When did it come out? 2009, Singapore

What is it advertising? Either food or oral sex, I can’t be too sure, to be honest.

What’s wrong with it? This is overtly sexist. We do not see men portrayed this way in any advertisements, so why is it okay to portray women giving blowjobs in advertisements that have literally nothing to do with women or sex? Fine, I get it, sex sells, but this is on an entirely different level. Especially because the model herself had no idea her photo was being used in this way.


When did it come out? 2009

What is it advertising? The benefits of “going vegetarian”

What’s wrong with it? Once again, for perhaps the billionth time, the female body is being used in a completely irresponsible, offensive way in order to sell something; this time, an idea is being sold instead of a product, but women are still the target. The ad is described by PETA itself as showing “a woman whose ‘blubber’ is spilling out of her swimsuit,” further emphasizing that the term “whales” is indeed meant to apply to the woman in the image.

What happened next? PETA replaced the ad, but did not apologize. Instead, they took to their website after replacing the ad and told the story of an overweight female supporter of PETA who was eager to try their 30-day vegetarian challenge and lose weight. In other words, there were no lessons learned in this case.

9. McDonald’s

When did it come out? 2013 

What is it advertising? The Big Mac

What is wrong with it? This ad makes fun of PSA ads that deal with issues like depression, anxiety, suicide, and more. Do we really need more trivializing of and laughing at matters of mental illness and suicide? Is that really helping to destroy the current stigma associated with seeking mental health support, or is it simply adding to the stigma? I’d say it’s the latter. Let’s stop joking about depression. Let’s stop joking about any and all mental illnesses. And let’s stop joking about suicide. I’m baffled that this needs to be said.

What happened next? McDonalds apologized when the issue was brought to light by viewers of the ad, claimed that the ad was unapproved and took it down immediately.

By Aafia Syed
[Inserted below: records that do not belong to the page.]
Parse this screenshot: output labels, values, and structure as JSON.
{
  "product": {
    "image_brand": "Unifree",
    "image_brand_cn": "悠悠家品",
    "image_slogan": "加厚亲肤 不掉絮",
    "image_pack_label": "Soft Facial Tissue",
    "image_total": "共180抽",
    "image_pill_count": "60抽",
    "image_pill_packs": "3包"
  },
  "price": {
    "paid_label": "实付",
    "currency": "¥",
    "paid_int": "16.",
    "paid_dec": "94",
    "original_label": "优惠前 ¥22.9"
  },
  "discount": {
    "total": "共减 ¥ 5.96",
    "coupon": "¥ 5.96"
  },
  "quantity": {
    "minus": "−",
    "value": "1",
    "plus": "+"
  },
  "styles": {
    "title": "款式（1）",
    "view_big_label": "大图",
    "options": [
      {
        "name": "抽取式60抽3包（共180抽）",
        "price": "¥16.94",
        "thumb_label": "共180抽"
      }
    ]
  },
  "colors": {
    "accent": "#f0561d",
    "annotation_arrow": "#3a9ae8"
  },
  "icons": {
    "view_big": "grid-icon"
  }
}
Aafia is pursuing a Master's in Early Childhood Special Education at Bank Street College of Education. She is vocal about her personal challenges with mental illness and believes in bringing an end to both cultural and religious taboos. Her goals for the future include seeing Hamilton on Broadway, overcoming her own crippling stage-fright, and contributing to the destruction of the patriarchy.